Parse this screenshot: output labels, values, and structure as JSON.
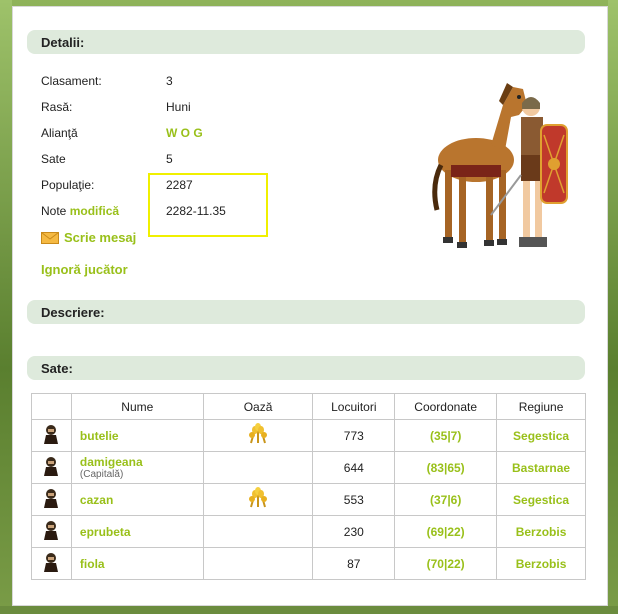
{
  "sections": {
    "details_title": "Detalii:",
    "description_title": "Descriere:",
    "villages_title": "Sate:"
  },
  "details": {
    "rank_label": "Clasament:",
    "rank_value": "3",
    "race_label": "Rasă:",
    "race_value": "Huni",
    "alliance_label": "Alianţă",
    "alliance_value": "W O G",
    "villages_label": "Sate",
    "villages_value": "5",
    "population_label": "Populaţie:",
    "population_value": "2287",
    "note_label": "Note",
    "note_edit_link": "modifică",
    "note_value": "2282-11.35"
  },
  "actions": {
    "write_message": "Scrie mesaj",
    "ignore_player": "Ignoră jucător"
  },
  "table": {
    "headers": {
      "name": "Nume",
      "oasis": "Oază",
      "inhabitants": "Locuitori",
      "coords": "Coordonate",
      "region": "Regiune"
    },
    "rows": [
      {
        "name": "butelie",
        "capital": "",
        "oasis": true,
        "inhabitants": "773",
        "coords": "(35|7)",
        "region": "Segestica"
      },
      {
        "name": "damigeana",
        "capital": "(Capitală)",
        "oasis": false,
        "inhabitants": "644",
        "coords": "(83|65)",
        "region": "Bastarnae"
      },
      {
        "name": "cazan",
        "capital": "",
        "oasis": true,
        "inhabitants": "553",
        "coords": "(37|6)",
        "region": "Segestica"
      },
      {
        "name": "eprubeta",
        "capital": "",
        "oasis": false,
        "inhabitants": "230",
        "coords": "(69|22)",
        "region": "Berzobis"
      },
      {
        "name": "fiola",
        "capital": "",
        "oasis": false,
        "inhabitants": "87",
        "coords": "(70|22)",
        "region": "Berzobis"
      }
    ]
  },
  "colors": {
    "accent_green": "#99c01a",
    "section_bg": "#deeadc",
    "highlight": "#f0f000"
  },
  "icons": {
    "tribe": "hun-warrior-icon",
    "oasis": "wheat-oasis-icon",
    "message": "envelope-icon"
  }
}
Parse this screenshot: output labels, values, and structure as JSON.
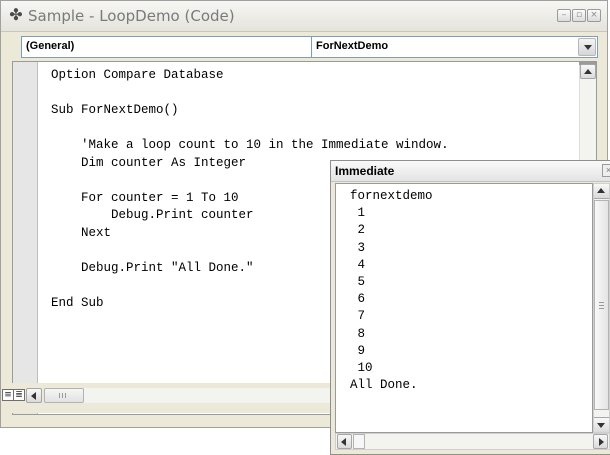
{
  "code_window": {
    "title": "Sample - LoopDemo (Code)",
    "icon": "vba-code-icon",
    "caption_buttons": {
      "minimize_glyph": "–",
      "restore_glyph": "▫",
      "close_glyph": "×"
    },
    "object_dropdown": {
      "selected": "(General)"
    },
    "procedure_dropdown": {
      "selected": "ForNextDemo"
    },
    "code_lines": [
      "Option Compare Database",
      "",
      "Sub ForNextDemo()",
      "",
      "    'Make a loop count to 10 in the Immediate window.",
      "    Dim counter As Integer",
      "",
      "    For counter = 1 To 10",
      "        Debug.Print counter",
      "    Next",
      "",
      "    Debug.Print \"All Done.\"",
      "",
      "End Sub"
    ],
    "view_buttons": {
      "procedure_view_glyph": "≡",
      "full_module_view_glyph": "≣"
    }
  },
  "immediate_window": {
    "title": "Immediate",
    "output_lines": [
      "fornextdemo",
      " 1",
      " 2",
      " 3",
      " 4",
      " 5",
      " 6",
      " 7",
      " 8",
      " 9",
      " 10",
      "All Done."
    ]
  },
  "colors": {
    "window_face": "#ece9d8",
    "code_background": "#ffffff",
    "title_text": "#7a7a7a"
  }
}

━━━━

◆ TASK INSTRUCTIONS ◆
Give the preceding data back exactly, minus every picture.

◆ ANSWER TO THE EXERCISE ◆
Parse this screenshot: output labels, values, and structure as JSON.
{
  "sections": {
    "details_title": "Detalii:",
    "description_title": "Descriere:",
    "villages_title": "Sate:"
  },
  "details": {
    "rank_label": "Clasament:",
    "rank_value": "3",
    "race_label": "Rasă:",
    "race_value": "Huni",
    "alliance_label": "Alianţă",
    "alliance_value": "W O G",
    "villages_label": "Sate",
    "villages_value": "5",
    "population_label": "Populaţie:",
    "population_value": "2287",
    "note_label": "Note",
    "note_edit_link": "modifică",
    "note_value": "2282-11.35"
  },
  "actions": {
    "write_message": "Scrie mesaj",
    "ignore_player": "Ignoră jucător"
  },
  "table": {
    "headers": {
      "name": "Nume",
      "oasis": "Oază",
      "inhabitants": "Locuitori",
      "coords": "Coordonate",
      "region": "Regiune"
    },
    "rows": [
      {
        "name": "butelie",
        "capital": "",
        "oasis": true,
        "inhabitants": "773",
        "coords": "(35|7)",
        "region": "Segestica"
      },
      {
        "name": "damigeana",
        "capital": "(Capitală)",
        "oasis": false,
        "inhabitants": "644",
        "coords": "(83|65)",
        "region": "Bastarnae"
      },
      {
        "name": "cazan",
        "capital": "",
        "oasis": true,
        "inhabitants": "553",
        "coords": "(37|6)",
        "region": "Segestica"
      },
      {
        "name": "eprubeta",
        "capital": "",
        "oasis": false,
        "inhabitants": "230",
        "coords": "(69|22)",
        "region": "Berzobis"
      },
      {
        "name": "fiola",
        "capital": "",
        "oasis": false,
        "inhabitants": "87",
        "coords": "(70|22)",
        "region": "Berzobis"
      }
    ]
  },
  "colors": {
    "accent_green": "#99c01a",
    "section_bg": "#deeadc",
    "highlight": "#f0f000"
  },
  "icons": {
    "tribe": "hun-warrior-icon",
    "oasis": "wheat-oasis-icon",
    "message": "envelope-icon"
  }
}
Parse this screenshot: output labels, values, and structure as JSON.
{
  "code_window": {
    "title": "Sample - LoopDemo (Code)",
    "icon": "vba-code-icon",
    "caption_buttons": {
      "minimize_glyph": "–",
      "restore_glyph": "▫",
      "close_glyph": "×"
    },
    "object_dropdown": {
      "selected": "(General)"
    },
    "procedure_dropdown": {
      "selected": "ForNextDemo"
    },
    "code_lines": [
      "Option Compare Database",
      "",
      "Sub ForNextDemo()",
      "",
      "    'Make a loop count to 10 in the Immediate window.",
      "    Dim counter As Integer",
      "",
      "    For counter = 1 To 10",
      "        Debug.Print counter",
      "    Next",
      "",
      "    Debug.Print \"All Done.\"",
      "",
      "End Sub"
    ],
    "view_buttons": {
      "procedure_view_glyph": "≡",
      "full_module_view_glyph": "≣"
    }
  },
  "immediate_window": {
    "title": "Immediate",
    "output_lines": [
      "fornextdemo",
      " 1",
      " 2",
      " 3",
      " 4",
      " 5",
      " 6",
      " 7",
      " 8",
      " 9",
      " 10",
      "All Done."
    ]
  },
  "colors": {
    "window_face": "#ece9d8",
    "code_background": "#ffffff",
    "title_text": "#7a7a7a"
  }
}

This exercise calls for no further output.